Terence, celebrated author of six comedies, has been studied in many classrooms during Antiquity. A witness of this fact is the extensive commentary by Donatus. Among most fathers of the Church, Terence had a bad press. For Lactantius, the eloquence displayed in comedy is altogether pernicious. Augustine singles out a well-known passage from the Eunuch for censure on several occasions.
In Renaissance education, nonetheless, Terence remained a prerequisite for mastering eloquence. Erasmus strongly recommended him to teachers of his age. Melanchthon's belief in Terence as a master of excellence in everyday Latin and a model of rhetorical skill was strengthened by his positive appraisal of Terence's moral intentions. In the theological philosophy he developed, ancient ethics acquired a prominent place.
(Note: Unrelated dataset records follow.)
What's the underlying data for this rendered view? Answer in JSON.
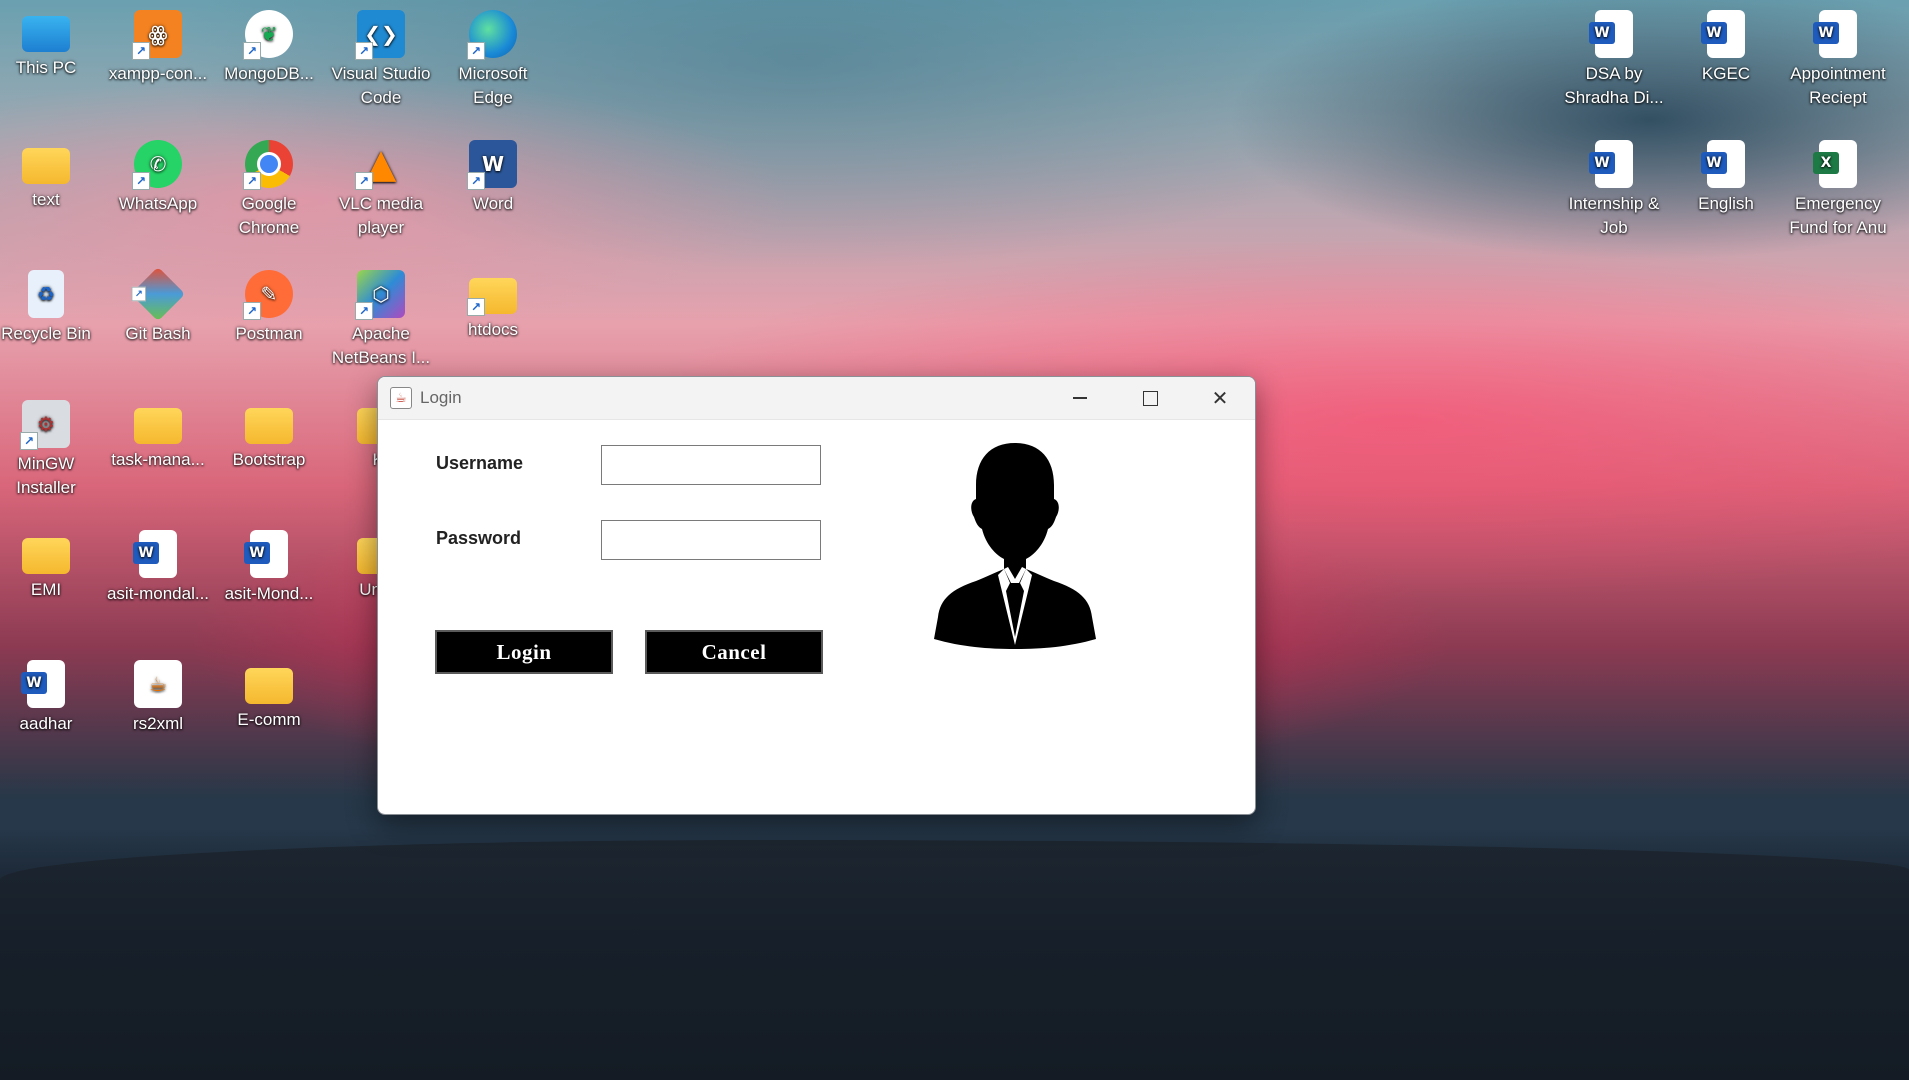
{
  "desktop": {
    "icons_left": [
      {
        "label": "This PC",
        "icon": "monitor-icon"
      },
      {
        "label": "xampp-con...",
        "icon": "xampp-icon"
      },
      {
        "label": "MongoDB...",
        "icon": "mongodb-icon"
      },
      {
        "label": "Visual Studio Code",
        "icon": "vscode-icon"
      },
      {
        "label": "Microsoft Edge",
        "icon": "edge-icon"
      },
      {
        "label": "text",
        "icon": "folder-icon"
      },
      {
        "label": "WhatsApp",
        "icon": "whatsapp-icon"
      },
      {
        "label": "Google Chrome",
        "icon": "chrome-icon"
      },
      {
        "label": "VLC media player",
        "icon": "vlc-icon"
      },
      {
        "label": "Word",
        "icon": "word-icon"
      },
      {
        "label": "Recycle Bin",
        "icon": "recycle-bin-icon"
      },
      {
        "label": "Git Bash",
        "icon": "git-icon"
      },
      {
        "label": "Postman",
        "icon": "postman-icon"
      },
      {
        "label": "Apache NetBeans I...",
        "icon": "netbeans-icon"
      },
      {
        "label": "htdocs",
        "icon": "folder-icon"
      },
      {
        "label": "MinGW Installer",
        "icon": "mingw-icon"
      },
      {
        "label": "task-mana...",
        "icon": "folder-icon"
      },
      {
        "label": "Bootstrap",
        "icon": "folder-icon"
      },
      {
        "label": "K(",
        "icon": "folder-icon"
      },
      {
        "label": "EMI",
        "icon": "folder-icon"
      },
      {
        "label": "asit-mondal...",
        "icon": "word-doc-icon"
      },
      {
        "label": "asit-Mond...",
        "icon": "word-doc-icon"
      },
      {
        "label": "Unive",
        "icon": "folder-icon"
      },
      {
        "label": "aadhar",
        "icon": "word-doc-icon"
      },
      {
        "label": "rs2xml",
        "icon": "java-icon"
      },
      {
        "label": "E-comm",
        "icon": "folder-icon"
      }
    ],
    "icons_right": [
      {
        "label": "DSA by Shradha Di...",
        "icon": "word-doc-icon"
      },
      {
        "label": "KGEC",
        "icon": "word-doc-icon"
      },
      {
        "label": "Appointment Reciept",
        "icon": "word-doc-icon"
      },
      {
        "label": "Internship & Job",
        "icon": "word-doc-icon"
      },
      {
        "label": "English",
        "icon": "word-doc-icon"
      },
      {
        "label": "Emergency Fund for Anu",
        "icon": "excel-doc-icon"
      }
    ]
  },
  "window": {
    "title": "Login",
    "username_label": "Username",
    "password_label": "Password",
    "username_value": "",
    "password_value": "",
    "login_button": "Login",
    "cancel_button": "Cancel",
    "avatar_icon": "user-avatar-icon"
  },
  "colors": {
    "button_bg": "#000000",
    "button_text": "#ffffff",
    "window_bg": "#ffffff",
    "titlebar_bg": "#f3f3f3"
  }
}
Disciples of the praæceptor Germaniæ published extensive commentaries on Terence's comedies. J. Willich carefully defined the moral issues of each individual scene in his surprisingly detailed analysis of Terence's comedies. His commentary (1550) enjoyed considerable fame.